The kind filled with bacon, onion and a bit of dill pickle would be ideal. I promised my boyfriend to make it for him for christmas because I know he misses the food from his childhood in Germany.
I was thinking of seitan, but I've had seitan with the slight stringy and tough-ish chewiness of slow roasted beef. And I've never had a truly convincing vegan bacon. :( I also need help finding a convincing vegan beef broth. any ideas on this?

The traditional sides would be potato dumplings and red cabbage. The cabbage is already vegan, but I am not sure about the potato dumplings. There's a particular kind I want to make but i haven't been able to find the recipe I want. My boyfriend's family made some for us when I visited them in Germany. They were large dumplings, the size of your fist, and slightly greenish in color. apparently, the are called green dumplings for green potato dumplings. the naturally turn that color somehow...oxidation? I dunno... and the texture is super dense and chewy. Kinda like a super chewy mochi. I asked what they put in there to make them so chewy, but apparently, it was just potato. perhaps it's a particular kind of potato?

I know there's a poster on here called weizenwind who would post german recipes now and then, so if you're around, please help me out!

I'd also like a recipe for zweibelkuchen (onion cake), but that's not christmas related...

Thanks a bunches!

Pumpkin-spice chocolate-chip cookies

Tis the season (in North America, anyway), and these are very tasty.

1-1/2 cups granulated sugar
3 Tbsp. molasses
3/4 cup margarine
1 tsp. vanilla
1/2 cup cooked pumpkin, pureed (canned is fine, if it's just pumpkin)
2-3/4 cup flour (I used one cup whole-grain spelt flour plus white pastry flour)
1/4 tsp. salt
1 tsp. baking soda
1 tsp. cinnamon
1 tsp. powdered ginger
1/8 tsp. nutmeg
1-1/2 cup chocolate chips
1/2 cup chopped walnuts or pecans if you want

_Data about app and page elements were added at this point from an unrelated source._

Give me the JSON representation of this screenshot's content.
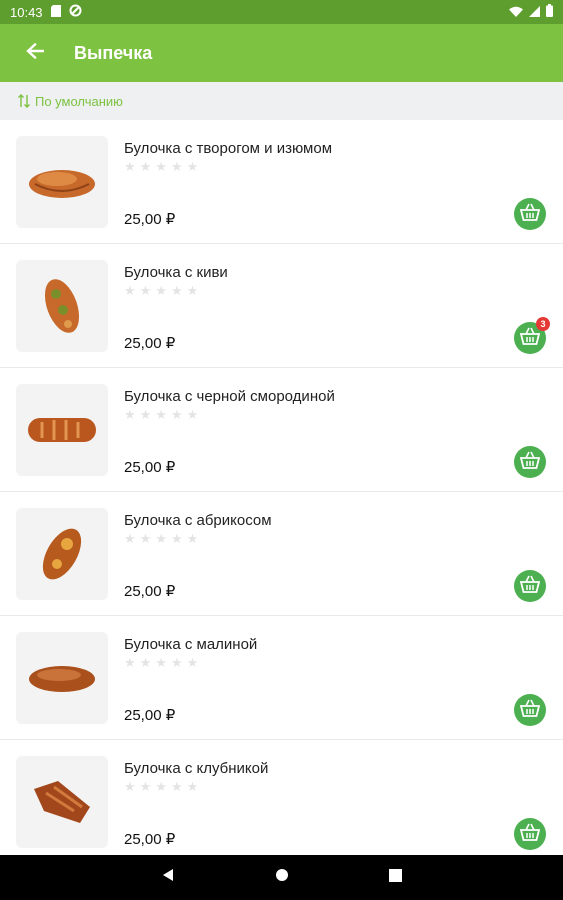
{
  "status_bar": {
    "time": "10:43"
  },
  "app_bar": {
    "title": "Выпечка"
  },
  "sort": {
    "label": "По умолчанию"
  },
  "products": [
    {
      "name": "Булочка с творогом и изюмом",
      "price": "25,00 ₽",
      "cart_count": ""
    },
    {
      "name": "Булочка с киви",
      "price": "25,00 ₽",
      "cart_count": "3"
    },
    {
      "name": "Булочка с черной смородиной",
      "price": "25,00 ₽",
      "cart_count": ""
    },
    {
      "name": "Булочка с абрикосом",
      "price": "25,00 ₽",
      "cart_count": ""
    },
    {
      "name": "Булочка с малиной",
      "price": "25,00 ₽",
      "cart_count": ""
    },
    {
      "name": "Булочка с клубникой",
      "price": "25,00 ₽",
      "cart_count": ""
    }
  ],
  "colors": {
    "primary": "#7dc241",
    "status": "#5e9e2e",
    "cart": "#4caf50",
    "badge": "#e53935"
  }
}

Preheat oven to 375. Stir together sugar and molasses until well combined. Cream in the margarine until fluffy, then add the vanilla and pumpkin. Sift together flour(s), salt, baking powder, and spices, then add to the sugar mixture. When halfway combined, add the chips and nuts, if using. Drop large spoonfuls onto a cookie sheet and bake 10-12 minutes until soft but dry to the touch and just starting to brown on top. They will be pretty dark, but you'll notice a different shade of brown as they cook. Transfer promptly to a cooling rack. Makes...as many cookies as you get out of a Toll House recipe :)

You don't taste the pumpkin, but it does good things to the texture--no need for any further egg replacer, and it cuts down on the fat, also.